A recent blog posting and associated video at Commute Orlando titled “Helping Motorists with Lane Positioning” got me thinking about what claiming the lane really means and if it is a safe effective strategy. So I tried a few experiments to see how it works out.
The video at Commute Orlando shows the cyclist riding in the middle of the lane on a two way lane road. The critical point here is that the road is a multi-lane road. This is not something I would consider appropriate or considerate to do on a single lane road.
My approach in the past has been to ride wide, i.e., to road at approximately the left motor vehicle wheel track which reduces the likelihood of close shaving but does not encourage motorists to change lanes or that matter to pass as safely as desirable or as per the Western Australian Road Code 2000. The Code states:
124. Keeping a safe distance when overtaking
A driver overtaking a vehicle –
(a) shall pass the vehicle at a sufficient distance to avoid a collision with that vehicle or to avoid obstructing the path of that vehicle; and
(b) shall not return to the marked lane or line of traffic where the vehicle is travelling until the driver is a sufficient distance past that vehicle to avoid a collision with that vehicle or to avoid obstructing the path of that vehicle.
The approach suggested in the Commute Orlando posting is to not ride wide but to actually claim the lane. What can I loose? Getting killed? Well that can happen anyway. Getting a horn blast? That happens anyway.
So I decided to give it a shot. I have three videos from a recent commutes where I rode on multi-lane roads.
This first video was shot on Winthrop Avenue, Nedlands on a Friday evening around 5:00 PM.
With the exception of one vehicle who for some reason left it quite late to change lanes, all the vehicles changed lanes earlier than I expected based on my prior riding wide experience and all the vehicles changed lane. So the first experiment was a big tick.
This second video was shot on Canning Highway, Alfred Cove at around 12:00 PM on a Saturday.

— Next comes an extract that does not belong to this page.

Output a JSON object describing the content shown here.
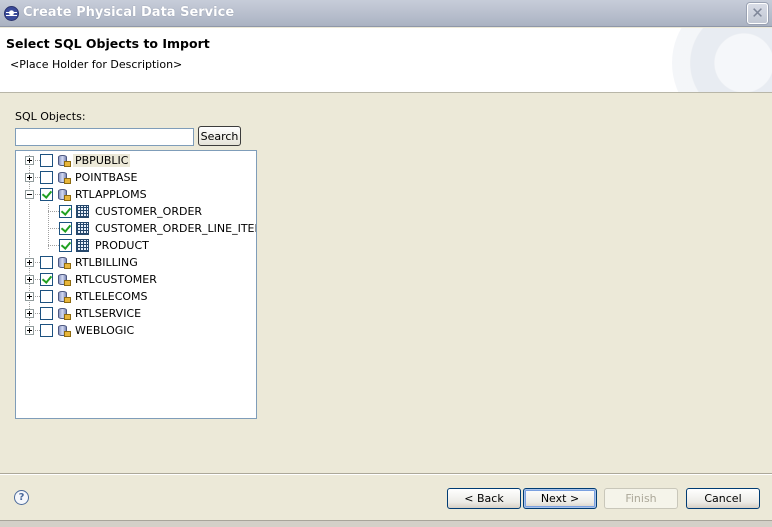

As you can see, I join Canning Highway to the west of the traffic light controlled intersection at North Lake Road so this adds another element to my experiment and boy did it what. First was the reaction of the driver of the white 4WD ute (around the 0.05 second mark) … his driving was on the risky side for sure, coming close to the vehicles in lane two (right lane). He showed signs of impatience. The second interesting reaction was from the driver of the black small car (you can see the vehicle after I passed the lights at about 0.19 seconds). This driver in their impatience, changed to lane two (right lane) before the lights and had to immediately come to a stop behind the turning traffic. Had she waited a few seconds she could have passed me safety after the lights and a lot early than she did. Oh well, her impatience didn’t do her any good. Finally I got a beep from white camper van (at 0.34 seconds). I thought that was funny. Aren’t camper vans meant to be about getting away from it all and all relaxing?
This final video was shot again on Winthrop Avenue, Nedlands but now on Saturday afternoon and heading in a northerly direction.

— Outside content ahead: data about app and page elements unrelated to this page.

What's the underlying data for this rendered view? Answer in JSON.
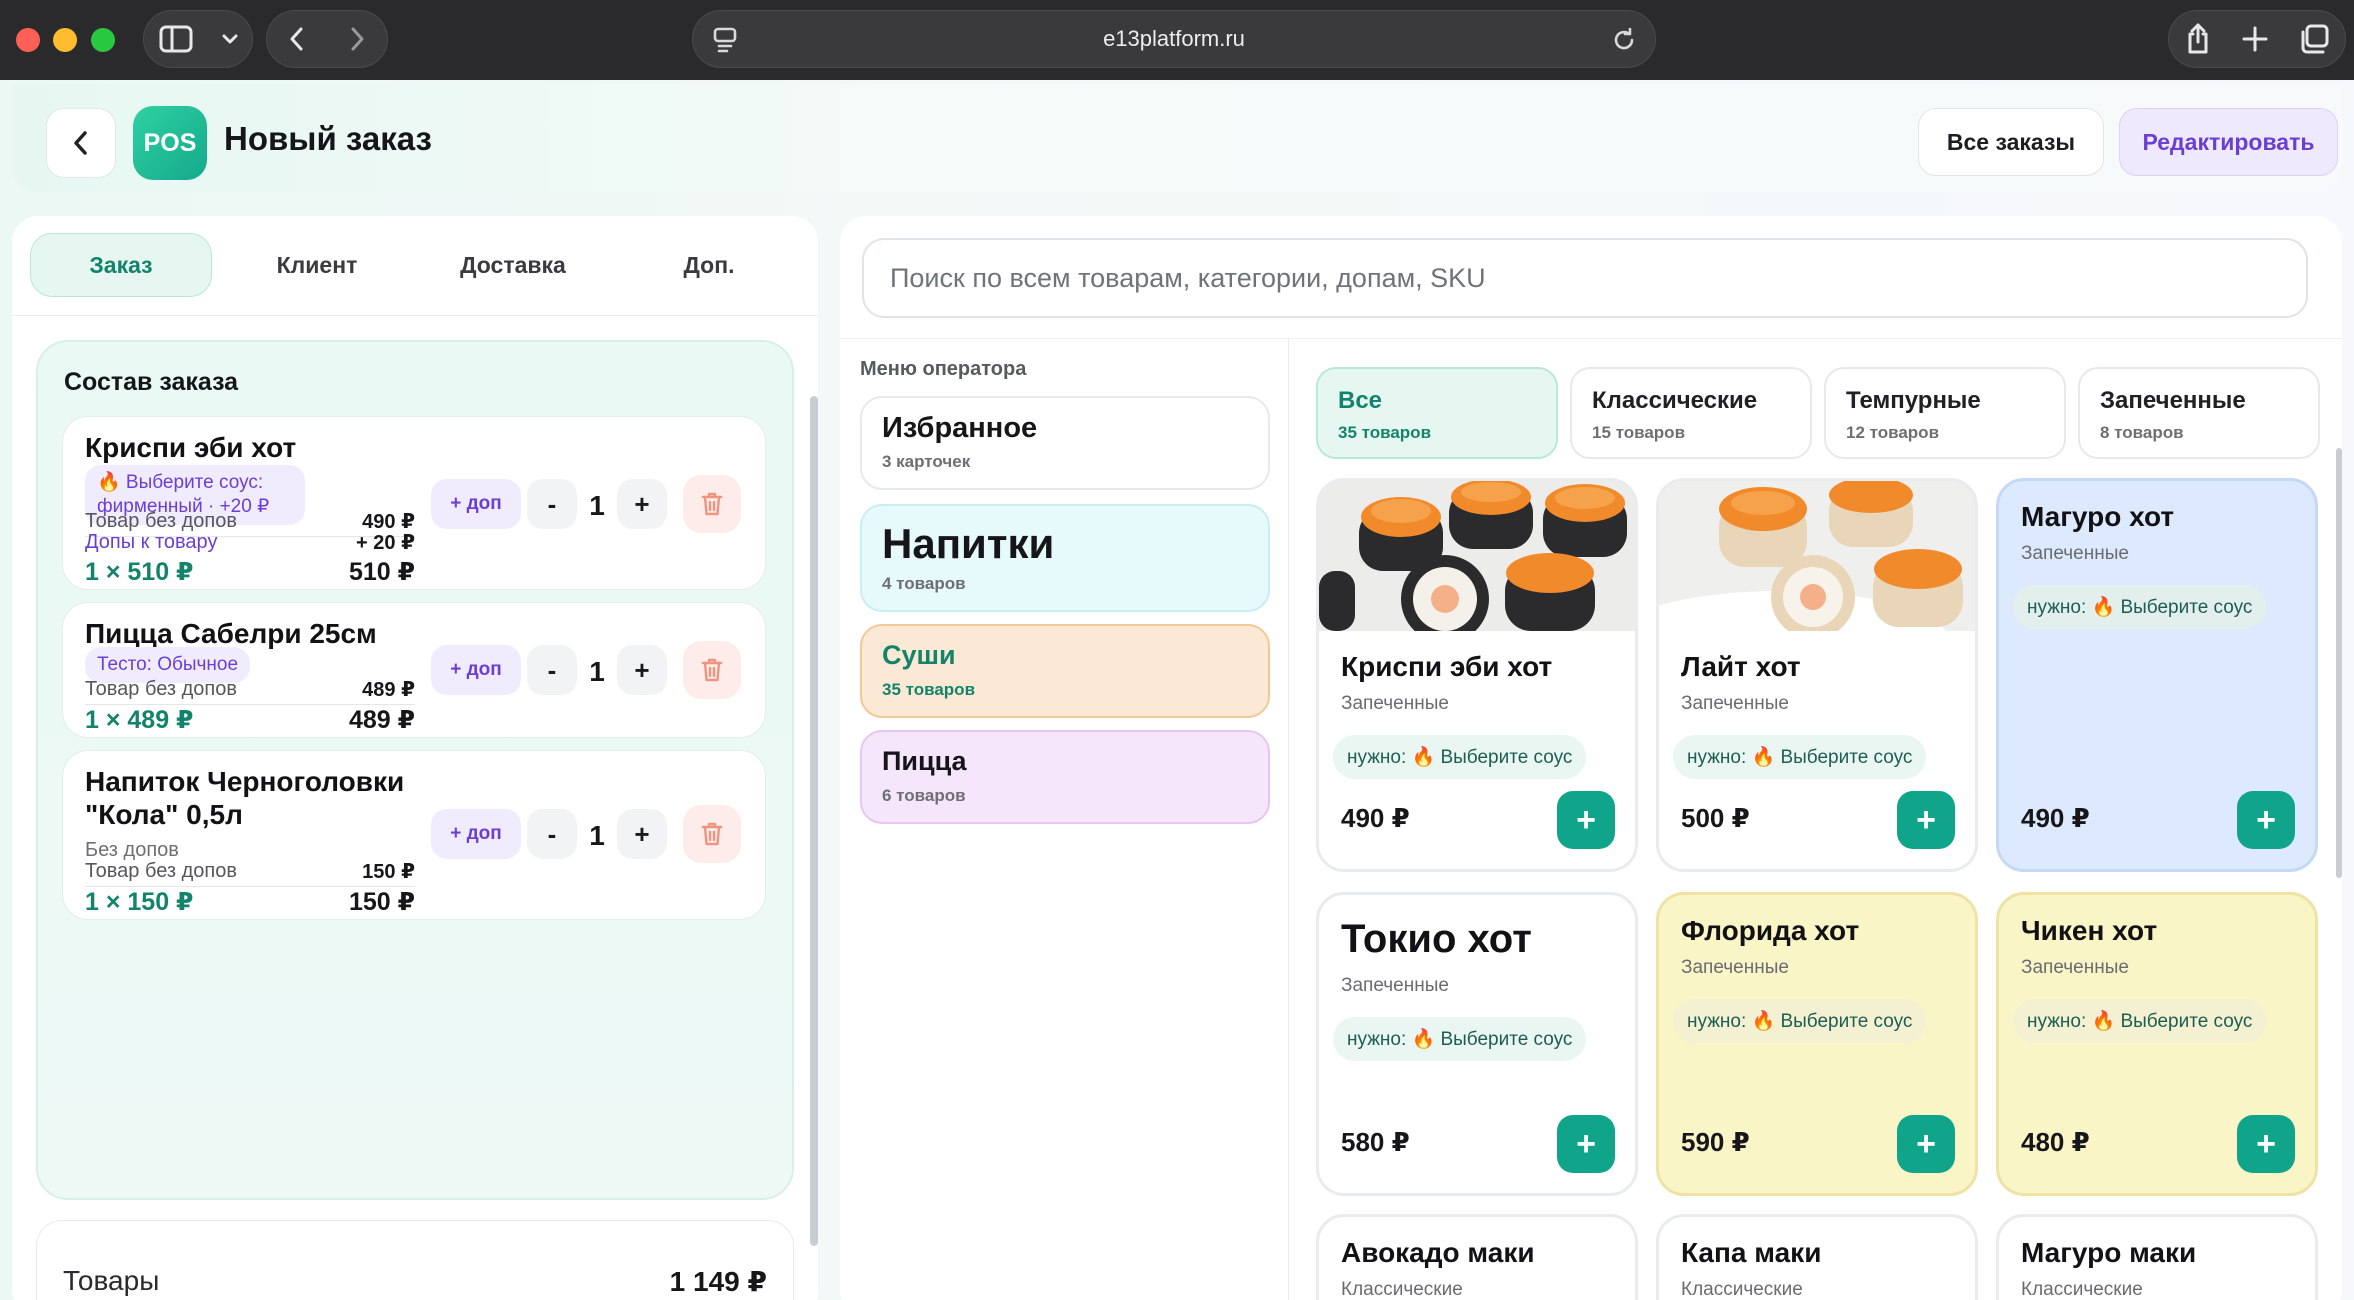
{
  "browser": {
    "url": "e13platform.ru"
  },
  "header": {
    "logo": "POS",
    "title": "Новый заказ",
    "all_orders": "Все заказы",
    "edit": "Редактировать"
  },
  "tabs": [
    "Заказ",
    "Клиент",
    "Доставка",
    "Доп."
  ],
  "order": {
    "title": "Состав заказа",
    "items": [
      {
        "name": "Криспи эби хот",
        "chip": "🔥 Выберите соус: фирменный · +20 ₽",
        "base_label": "Товар без допов",
        "base_price": "490 ₽",
        "addons_label": "Допы к товару",
        "addons_price": "+ 20 ₽",
        "qty_line": "1 × 510 ₽",
        "total": "510 ₽",
        "dop": "+ доп",
        "minus": "-",
        "qty": "1",
        "plus": "+"
      },
      {
        "name": "Пицца Сабелри 25см",
        "chip": "Тесто: Обычное",
        "base_label": "Товар без допов",
        "base_price": "489 ₽",
        "qty_line": "1 × 489 ₽",
        "total": "489 ₽",
        "dop": "+ доп",
        "minus": "-",
        "qty": "1",
        "plus": "+"
      },
      {
        "name": "Напиток Черноголовки \"Кола\" 0,5л",
        "note": "Без допов",
        "base_label": "Товар без допов",
        "base_price": "150 ₽",
        "qty_line": "1 × 150 ₽",
        "total": "150 ₽",
        "dop": "+ доп",
        "minus": "-",
        "qty": "1",
        "plus": "+"
      }
    ],
    "summary_label": "Товары",
    "summary_value": "1 149 ₽"
  },
  "search": {
    "placeholder": "Поиск по всем товарам, категории, допам, SKU"
  },
  "operator_menu": {
    "title": "Меню оператора",
    "cards": [
      {
        "title": "Избранное",
        "sub": "3 карточек"
      },
      {
        "title": "Напитки",
        "sub": "4 товаров"
      },
      {
        "title": "Суши",
        "sub": "35 товаров"
      },
      {
        "title": "Пицца",
        "sub": "6 товаров"
      }
    ]
  },
  "categories": [
    {
      "title": "Все",
      "sub": "35 товаров"
    },
    {
      "title": "Классические",
      "sub": "15 товаров"
    },
    {
      "title": "Темпурные",
      "sub": "12 товаров"
    },
    {
      "title": "Запеченные",
      "sub": "8 товаров"
    }
  ],
  "products": [
    {
      "name": "Криспи эби хот",
      "category": "Запеченные",
      "need": "нужно: 🔥 Выберите соус",
      "price": "490 ₽",
      "add": "+"
    },
    {
      "name": "Лайт хот",
      "category": "Запеченные",
      "need": "нужно: 🔥 Выберите соус",
      "price": "500 ₽",
      "add": "+"
    },
    {
      "name": "Магуро хот",
      "category": "Запеченные",
      "need": "нужно: 🔥 Выберите соус",
      "price": "490 ₽",
      "add": "+"
    },
    {
      "name": "Токио хот",
      "category": "Запеченные",
      "need": "нужно: 🔥 Выберите соус",
      "price": "580 ₽",
      "add": "+"
    },
    {
      "name": "Флорида хот",
      "category": "Запеченные",
      "need": "нужно: 🔥 Выберите соус",
      "price": "590 ₽",
      "add": "+"
    },
    {
      "name": "Чикен хот",
      "category": "Запеченные",
      "need": "нужно: 🔥 Выберите соус",
      "price": "480 ₽",
      "add": "+"
    },
    {
      "name": "Авокадо маки",
      "category": "Классические"
    },
    {
      "name": "Капа маки",
      "category": "Классические"
    },
    {
      "name": "Магуро маки",
      "category": "Классические"
    }
  ],
  "colors": {
    "accent": "#10a58a",
    "purple": "#6b3fd4",
    "card_blue": "#dde9fc",
    "card_yellow": "#faf5c6"
  }
}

The interesting aspect with this video was the reaction from motorists once the lights changed. When the lights turned red I pulled up at the lights, positioning myself clearly in the centre of lane one. Despite this a few motorists pulled up behind me rather than changing to lane two on their approach. I expected this to cause a bit of angst when the lights turned green but was pleasantly surprised to find that all the motorists behind me safely, waiting patiently to pass in lane two.
Overall, whilst this is early days I am pleased to report that my experiment has worked well and will be adopting this approach on all the multi-lane roads I ride on. I did try out one more road as part of this experiment; that was the Old Fremantle Traffic Bridge, Queen Victoria Street, Fremantle on a Sunday evening after sunset. I was riding my Giant XTC 2 pulling the B0B Ibex trailer so whilst presenting a different profile was riding slow. The traffic behaved as I had evidenced elsewhere, changing safety over to lane two to pass. This was particularly pleasing as this bridge is not the nicest places to ride by any stretch of the imagination. Sorry no video. I was heading off on a tour the next day and didn’t take the camera.